The High Court in Cardiff heard the Twitter libel case between two councillors.
A councillor is to pay £3,000 and costs to a political rival for posting a libellous comment on Twitter. Caerphilly county councillor Colin Elsbury had claimed that Eddie Talbot had been removed from a polling station by police during a by-election in 2009. Town councillor Mr Talbot said the untrue claim left him open to ridicule.
Mr Elsbury agreed to pay compensation and legal costs and to publish an apology via Twitter, the High Court in Cardiff heard.
Mr Talbot was a Caerphilly town councillor seeking election to the county council as an independent in the by-election held in Caerphilly’s St Martin’s ward in June 2009. Mr Elsbury, the Plaid Cymru candidate and eventual winner, wrote on his Twitter page on the day of the poll: “It’s not in our nature to deride our opponents however Eddie Talbot had to be removed by the Police from a polling station.”
Mr Talbot’s solicitor Nigel Jones told the court that the implication of the Twitter statement was that his client had been forcibly removed for criminal or disreputable conduct, adding that the allegation was completely untrue and defamatory. The man targeted by the tweet – who came second in the closely-fought six way by-election – says the statement left him open to ridicule.

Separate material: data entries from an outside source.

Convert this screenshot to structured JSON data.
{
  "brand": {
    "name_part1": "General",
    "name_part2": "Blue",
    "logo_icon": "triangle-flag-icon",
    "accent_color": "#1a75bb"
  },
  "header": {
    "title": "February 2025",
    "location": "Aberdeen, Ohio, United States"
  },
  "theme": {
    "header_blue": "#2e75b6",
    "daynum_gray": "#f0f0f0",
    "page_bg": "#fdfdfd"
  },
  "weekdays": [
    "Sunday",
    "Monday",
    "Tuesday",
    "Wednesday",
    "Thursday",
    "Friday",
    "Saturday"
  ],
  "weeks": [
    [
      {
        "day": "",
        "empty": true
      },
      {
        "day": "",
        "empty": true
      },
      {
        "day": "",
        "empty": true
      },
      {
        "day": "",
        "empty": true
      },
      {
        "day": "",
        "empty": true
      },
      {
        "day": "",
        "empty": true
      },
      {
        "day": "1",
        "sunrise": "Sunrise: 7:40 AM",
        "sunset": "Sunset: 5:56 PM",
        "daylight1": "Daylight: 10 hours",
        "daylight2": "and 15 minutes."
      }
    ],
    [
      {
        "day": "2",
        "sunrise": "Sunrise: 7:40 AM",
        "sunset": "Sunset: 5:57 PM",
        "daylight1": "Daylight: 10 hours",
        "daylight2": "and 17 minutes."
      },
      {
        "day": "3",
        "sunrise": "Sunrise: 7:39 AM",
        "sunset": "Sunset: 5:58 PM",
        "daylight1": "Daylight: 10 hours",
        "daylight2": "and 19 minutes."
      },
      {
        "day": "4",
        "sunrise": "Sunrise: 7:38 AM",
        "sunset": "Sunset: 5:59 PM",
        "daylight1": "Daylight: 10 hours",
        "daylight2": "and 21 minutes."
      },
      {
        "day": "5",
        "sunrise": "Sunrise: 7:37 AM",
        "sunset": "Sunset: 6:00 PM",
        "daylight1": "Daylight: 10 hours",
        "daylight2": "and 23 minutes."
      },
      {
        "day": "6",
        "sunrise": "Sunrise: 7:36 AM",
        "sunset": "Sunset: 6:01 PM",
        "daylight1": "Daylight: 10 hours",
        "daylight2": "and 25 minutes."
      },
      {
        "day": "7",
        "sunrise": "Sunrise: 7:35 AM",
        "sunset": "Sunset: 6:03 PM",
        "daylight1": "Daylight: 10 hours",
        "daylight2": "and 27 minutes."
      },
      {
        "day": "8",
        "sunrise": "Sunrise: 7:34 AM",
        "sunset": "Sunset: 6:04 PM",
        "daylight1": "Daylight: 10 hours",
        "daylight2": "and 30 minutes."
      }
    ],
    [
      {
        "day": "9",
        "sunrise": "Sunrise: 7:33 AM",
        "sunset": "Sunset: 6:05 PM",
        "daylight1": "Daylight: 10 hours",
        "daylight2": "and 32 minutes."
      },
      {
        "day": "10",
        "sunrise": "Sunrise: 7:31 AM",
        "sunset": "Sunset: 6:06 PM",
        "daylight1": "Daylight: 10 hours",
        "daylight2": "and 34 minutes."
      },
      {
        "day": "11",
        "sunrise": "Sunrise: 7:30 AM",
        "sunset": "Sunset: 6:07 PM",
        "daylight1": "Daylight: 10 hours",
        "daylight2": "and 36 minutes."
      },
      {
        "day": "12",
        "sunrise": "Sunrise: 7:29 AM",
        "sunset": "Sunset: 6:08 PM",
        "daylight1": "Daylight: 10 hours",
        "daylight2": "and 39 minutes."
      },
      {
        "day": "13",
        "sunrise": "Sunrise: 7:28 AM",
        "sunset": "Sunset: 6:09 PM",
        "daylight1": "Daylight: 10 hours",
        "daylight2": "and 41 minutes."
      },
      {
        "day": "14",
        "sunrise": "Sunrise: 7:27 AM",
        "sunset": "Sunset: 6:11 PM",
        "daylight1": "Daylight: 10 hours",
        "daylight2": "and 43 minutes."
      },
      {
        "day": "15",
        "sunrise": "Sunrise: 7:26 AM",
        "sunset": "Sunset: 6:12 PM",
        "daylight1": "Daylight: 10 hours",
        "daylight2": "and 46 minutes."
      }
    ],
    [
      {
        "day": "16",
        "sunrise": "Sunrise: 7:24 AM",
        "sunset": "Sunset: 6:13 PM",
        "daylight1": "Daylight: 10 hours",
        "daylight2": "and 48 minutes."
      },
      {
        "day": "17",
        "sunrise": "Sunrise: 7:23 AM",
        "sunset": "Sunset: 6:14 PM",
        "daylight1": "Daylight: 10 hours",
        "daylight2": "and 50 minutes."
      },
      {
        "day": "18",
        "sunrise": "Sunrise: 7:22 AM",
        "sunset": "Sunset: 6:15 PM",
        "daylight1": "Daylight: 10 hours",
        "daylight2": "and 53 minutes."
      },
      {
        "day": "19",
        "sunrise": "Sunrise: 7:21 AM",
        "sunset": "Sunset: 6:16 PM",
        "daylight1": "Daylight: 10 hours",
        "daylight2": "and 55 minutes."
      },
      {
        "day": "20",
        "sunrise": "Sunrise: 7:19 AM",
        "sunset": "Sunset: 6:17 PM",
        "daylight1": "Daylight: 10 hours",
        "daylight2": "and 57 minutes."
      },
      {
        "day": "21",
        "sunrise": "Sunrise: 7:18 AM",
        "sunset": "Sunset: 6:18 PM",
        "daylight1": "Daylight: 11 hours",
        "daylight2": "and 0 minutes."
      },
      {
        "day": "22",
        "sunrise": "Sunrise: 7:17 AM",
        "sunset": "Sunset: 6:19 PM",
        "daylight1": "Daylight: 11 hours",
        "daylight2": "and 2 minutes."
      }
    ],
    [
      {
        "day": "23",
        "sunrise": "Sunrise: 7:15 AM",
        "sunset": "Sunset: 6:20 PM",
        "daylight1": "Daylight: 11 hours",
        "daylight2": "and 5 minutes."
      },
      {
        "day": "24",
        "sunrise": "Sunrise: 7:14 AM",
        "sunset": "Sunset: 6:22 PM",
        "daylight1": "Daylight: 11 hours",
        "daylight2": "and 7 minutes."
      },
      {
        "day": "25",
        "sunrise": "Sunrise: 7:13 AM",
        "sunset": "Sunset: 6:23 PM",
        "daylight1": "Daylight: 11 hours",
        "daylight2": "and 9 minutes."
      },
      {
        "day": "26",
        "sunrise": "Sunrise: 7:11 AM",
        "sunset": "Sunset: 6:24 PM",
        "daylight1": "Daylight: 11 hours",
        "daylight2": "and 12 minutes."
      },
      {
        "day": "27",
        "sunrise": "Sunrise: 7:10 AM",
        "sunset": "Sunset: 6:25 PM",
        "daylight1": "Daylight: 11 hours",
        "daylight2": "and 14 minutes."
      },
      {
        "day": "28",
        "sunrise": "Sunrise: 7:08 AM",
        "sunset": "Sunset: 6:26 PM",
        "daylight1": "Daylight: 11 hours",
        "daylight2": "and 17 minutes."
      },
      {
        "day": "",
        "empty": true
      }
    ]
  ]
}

The High Court heard that Mr Elsbury had agreed to pay Mr Talbot £3,000 in compensation, to publish an apology on his Twitter site, and pay legal costs, understood to be substantial.